__PROBLEM REQUIREMENTS__:
Could you please reproduce every record below exactly, leaving out the pictures?

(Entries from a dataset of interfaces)

---+---

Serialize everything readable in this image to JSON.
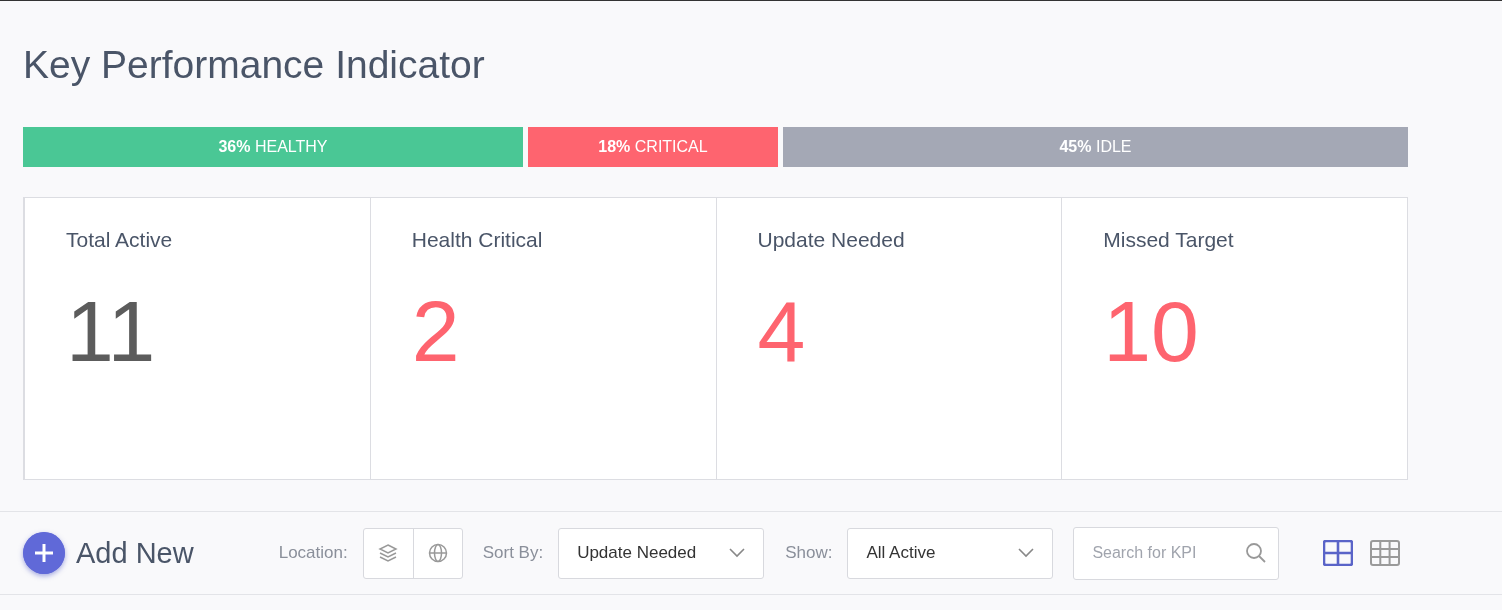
{
  "title": "Key Performance Indicator",
  "status_bar": [
    {
      "label": "**36%** HEALTHY",
      "color": "#4ac795"
    },
    {
      "label": "**18%** CRITICAL",
      "color": "#fe646f"
    },
    {
      "label": "**45%** IDLE",
      "color": "#a4a8b5"
    }
  ],
  "stats": [
    {
      "label": "Total Active",
      "value": "11",
      "color": "#5c5c5c"
    },
    {
      "label": "Health Critical",
      "value": "2",
      "color": "#fe646f"
    },
    {
      "label": "Update Needed",
      "value": "4",
      "color": "#fe646f"
    },
    {
      "label": "Missed Target",
      "value": "10",
      "color": "#fe646f"
    }
  ],
  "toolbar": {
    "add_button": "Add New",
    "location_label": "Location:",
    "sort_label": "Sort By:",
    "sort_value": "Update Needed",
    "show_label": "Show:",
    "show_value": "All Active",
    "search": {
      "placeholder": "Search for KPI"
    },
    "views": [
      {
        "kind": "large-grid",
        "selected": true
      },
      {
        "kind": "small-grid",
        "selected": false
      }
    ]
  }
}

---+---

__EXPECTED ANSWER__:
Serialize everything readable in this image to JSON.
{
  "title": "Key Performance Indicator",
  "status_bar": [
    {
      "label": "**36%** HEALTHY",
      "color": "#4ac795"
    },
    {
      "label": "**18%** CRITICAL",
      "color": "#fe646f"
    },
    {
      "label": "**45%** IDLE",
      "color": "#a4a8b5"
    }
  ],
  "stats": [
    {
      "label": "Total Active",
      "value": "11",
      "color": "#5c5c5c"
    },
    {
      "label": "Health Critical",
      "value": "2",
      "color": "#fe646f"
    },
    {
      "label": "Update Needed",
      "value": "4",
      "color": "#fe646f"
    },
    {
      "label": "Missed Target",
      "value": "10",
      "color": "#fe646f"
    }
  ],
  "toolbar": {
    "add_button": "Add New",
    "location_label": "Location:",
    "sort_label": "Sort By:",
    "sort_value": "Update Needed",
    "show_label": "Show:",
    "show_value": "All Active",
    "search": {
      "placeholder": "Search for KPI"
    },
    "views": [
      {
        "kind": "large-grid",
        "selected": true
      },
      {
        "kind": "small-grid",
        "selected": false
      }
    ]
  }
}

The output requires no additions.